AIM OF THE TASK:
Each line that includes the word "Washer" should be copied from the records.

SOURCE DATA:

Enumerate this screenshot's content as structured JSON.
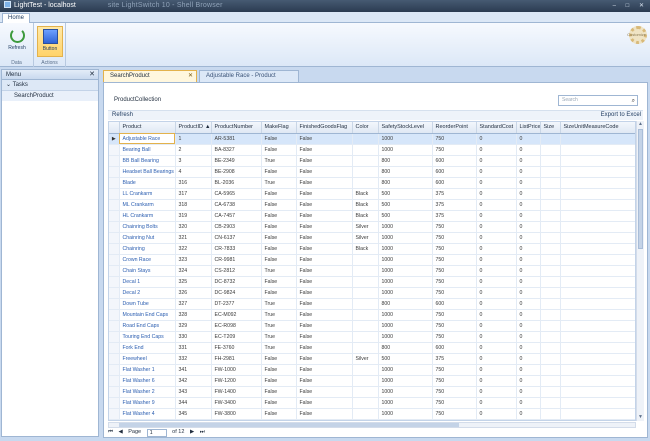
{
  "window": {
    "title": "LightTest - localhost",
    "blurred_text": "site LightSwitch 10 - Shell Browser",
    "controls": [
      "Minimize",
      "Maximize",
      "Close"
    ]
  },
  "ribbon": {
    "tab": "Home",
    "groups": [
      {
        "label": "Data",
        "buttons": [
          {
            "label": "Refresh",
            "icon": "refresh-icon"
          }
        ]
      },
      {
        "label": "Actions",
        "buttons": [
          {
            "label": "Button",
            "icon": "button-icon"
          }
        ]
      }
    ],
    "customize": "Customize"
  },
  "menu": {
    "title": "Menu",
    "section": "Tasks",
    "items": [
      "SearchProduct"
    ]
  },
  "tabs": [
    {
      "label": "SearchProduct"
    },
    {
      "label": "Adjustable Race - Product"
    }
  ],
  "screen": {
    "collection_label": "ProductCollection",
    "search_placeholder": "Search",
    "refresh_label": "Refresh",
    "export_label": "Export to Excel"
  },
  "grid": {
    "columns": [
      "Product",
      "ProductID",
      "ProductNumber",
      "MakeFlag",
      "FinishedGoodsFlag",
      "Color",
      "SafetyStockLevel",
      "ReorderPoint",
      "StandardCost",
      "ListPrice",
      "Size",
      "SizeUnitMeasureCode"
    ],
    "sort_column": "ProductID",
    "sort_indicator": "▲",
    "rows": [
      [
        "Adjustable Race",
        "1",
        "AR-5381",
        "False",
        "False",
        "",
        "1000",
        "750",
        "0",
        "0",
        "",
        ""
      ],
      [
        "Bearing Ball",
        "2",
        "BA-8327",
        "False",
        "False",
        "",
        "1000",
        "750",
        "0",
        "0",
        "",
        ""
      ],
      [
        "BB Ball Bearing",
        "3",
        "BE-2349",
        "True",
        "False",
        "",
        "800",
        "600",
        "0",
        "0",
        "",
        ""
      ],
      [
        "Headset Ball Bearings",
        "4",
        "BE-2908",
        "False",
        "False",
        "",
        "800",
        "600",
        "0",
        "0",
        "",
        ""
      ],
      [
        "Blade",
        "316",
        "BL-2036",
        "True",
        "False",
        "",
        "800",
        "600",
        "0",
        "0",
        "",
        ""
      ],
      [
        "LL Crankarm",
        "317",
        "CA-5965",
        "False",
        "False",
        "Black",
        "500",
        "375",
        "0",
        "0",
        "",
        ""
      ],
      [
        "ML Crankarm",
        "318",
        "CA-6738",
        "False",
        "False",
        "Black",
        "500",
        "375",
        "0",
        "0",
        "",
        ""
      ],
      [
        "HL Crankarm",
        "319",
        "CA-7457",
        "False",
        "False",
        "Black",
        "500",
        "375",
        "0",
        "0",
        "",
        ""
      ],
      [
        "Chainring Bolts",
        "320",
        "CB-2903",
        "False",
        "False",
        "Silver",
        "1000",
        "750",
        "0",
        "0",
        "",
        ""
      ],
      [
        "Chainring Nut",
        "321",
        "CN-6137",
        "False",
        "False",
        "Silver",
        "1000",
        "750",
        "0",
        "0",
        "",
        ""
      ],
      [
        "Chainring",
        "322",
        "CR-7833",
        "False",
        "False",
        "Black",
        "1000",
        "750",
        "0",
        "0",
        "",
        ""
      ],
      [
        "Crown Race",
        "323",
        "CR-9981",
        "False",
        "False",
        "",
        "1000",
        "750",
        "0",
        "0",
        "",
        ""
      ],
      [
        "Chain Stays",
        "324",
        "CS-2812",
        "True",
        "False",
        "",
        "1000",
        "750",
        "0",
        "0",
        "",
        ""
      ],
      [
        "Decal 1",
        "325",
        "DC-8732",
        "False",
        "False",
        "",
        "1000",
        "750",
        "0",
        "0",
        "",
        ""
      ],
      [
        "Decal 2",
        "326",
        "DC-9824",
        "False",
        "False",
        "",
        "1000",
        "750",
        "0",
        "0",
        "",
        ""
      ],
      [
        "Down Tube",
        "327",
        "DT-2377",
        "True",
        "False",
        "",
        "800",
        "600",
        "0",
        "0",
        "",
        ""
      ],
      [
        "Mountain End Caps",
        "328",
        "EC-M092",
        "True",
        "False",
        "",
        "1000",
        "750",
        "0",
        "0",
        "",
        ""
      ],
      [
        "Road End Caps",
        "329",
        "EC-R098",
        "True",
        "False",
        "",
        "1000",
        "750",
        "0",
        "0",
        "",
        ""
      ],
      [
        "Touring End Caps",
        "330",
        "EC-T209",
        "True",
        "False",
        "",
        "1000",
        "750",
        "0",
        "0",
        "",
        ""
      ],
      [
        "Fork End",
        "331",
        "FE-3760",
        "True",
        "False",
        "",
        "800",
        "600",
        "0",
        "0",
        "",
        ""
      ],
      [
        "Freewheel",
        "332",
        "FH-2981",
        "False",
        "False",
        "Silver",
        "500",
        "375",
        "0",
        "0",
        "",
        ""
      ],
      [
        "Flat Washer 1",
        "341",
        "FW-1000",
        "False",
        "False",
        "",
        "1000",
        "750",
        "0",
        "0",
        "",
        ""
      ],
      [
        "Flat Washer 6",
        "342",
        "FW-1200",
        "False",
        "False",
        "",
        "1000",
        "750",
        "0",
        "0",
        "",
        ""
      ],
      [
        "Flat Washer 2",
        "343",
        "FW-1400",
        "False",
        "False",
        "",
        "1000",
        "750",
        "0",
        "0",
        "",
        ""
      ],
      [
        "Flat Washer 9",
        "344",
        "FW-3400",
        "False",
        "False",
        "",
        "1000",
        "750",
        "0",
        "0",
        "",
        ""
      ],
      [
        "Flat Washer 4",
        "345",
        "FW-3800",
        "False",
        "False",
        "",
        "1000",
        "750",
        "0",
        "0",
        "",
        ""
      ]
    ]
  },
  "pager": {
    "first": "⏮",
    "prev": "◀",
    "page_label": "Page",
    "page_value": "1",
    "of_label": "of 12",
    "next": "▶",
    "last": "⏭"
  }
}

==

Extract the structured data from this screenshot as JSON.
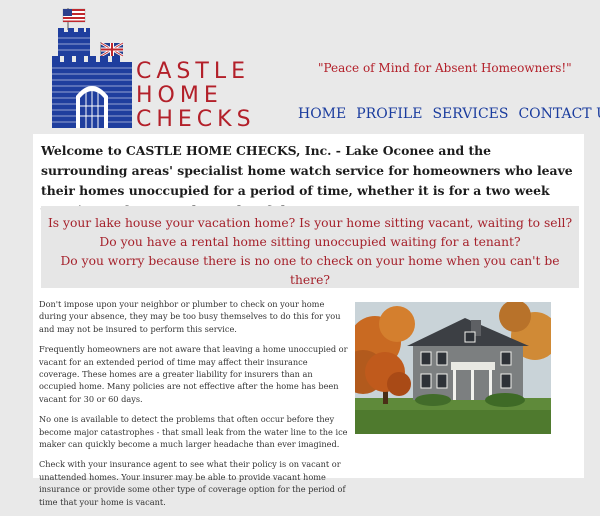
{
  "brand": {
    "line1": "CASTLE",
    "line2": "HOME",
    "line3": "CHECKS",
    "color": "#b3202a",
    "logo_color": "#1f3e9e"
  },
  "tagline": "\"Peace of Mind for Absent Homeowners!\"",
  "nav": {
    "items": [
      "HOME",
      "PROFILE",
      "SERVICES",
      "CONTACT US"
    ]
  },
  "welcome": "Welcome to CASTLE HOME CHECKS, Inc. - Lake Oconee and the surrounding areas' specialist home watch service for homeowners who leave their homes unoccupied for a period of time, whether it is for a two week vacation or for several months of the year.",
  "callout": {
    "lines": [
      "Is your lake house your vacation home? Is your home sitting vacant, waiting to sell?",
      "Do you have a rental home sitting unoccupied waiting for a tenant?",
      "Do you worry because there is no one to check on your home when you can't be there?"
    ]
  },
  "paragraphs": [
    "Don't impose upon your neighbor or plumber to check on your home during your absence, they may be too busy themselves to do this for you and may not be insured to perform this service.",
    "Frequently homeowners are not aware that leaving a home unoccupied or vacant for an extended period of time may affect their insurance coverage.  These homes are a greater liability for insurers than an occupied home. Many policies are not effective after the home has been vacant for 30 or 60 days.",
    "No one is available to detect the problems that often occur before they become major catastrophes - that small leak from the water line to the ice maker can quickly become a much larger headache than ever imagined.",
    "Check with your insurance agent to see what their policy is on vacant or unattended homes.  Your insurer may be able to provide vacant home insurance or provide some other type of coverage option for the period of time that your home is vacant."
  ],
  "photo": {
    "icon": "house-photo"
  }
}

RESPONSE AREA:
        "Flat Washer 1",
        "Flat Washer 6",
        "Flat Washer 2",
        "Flat Washer 9",
        "Flat Washer 4",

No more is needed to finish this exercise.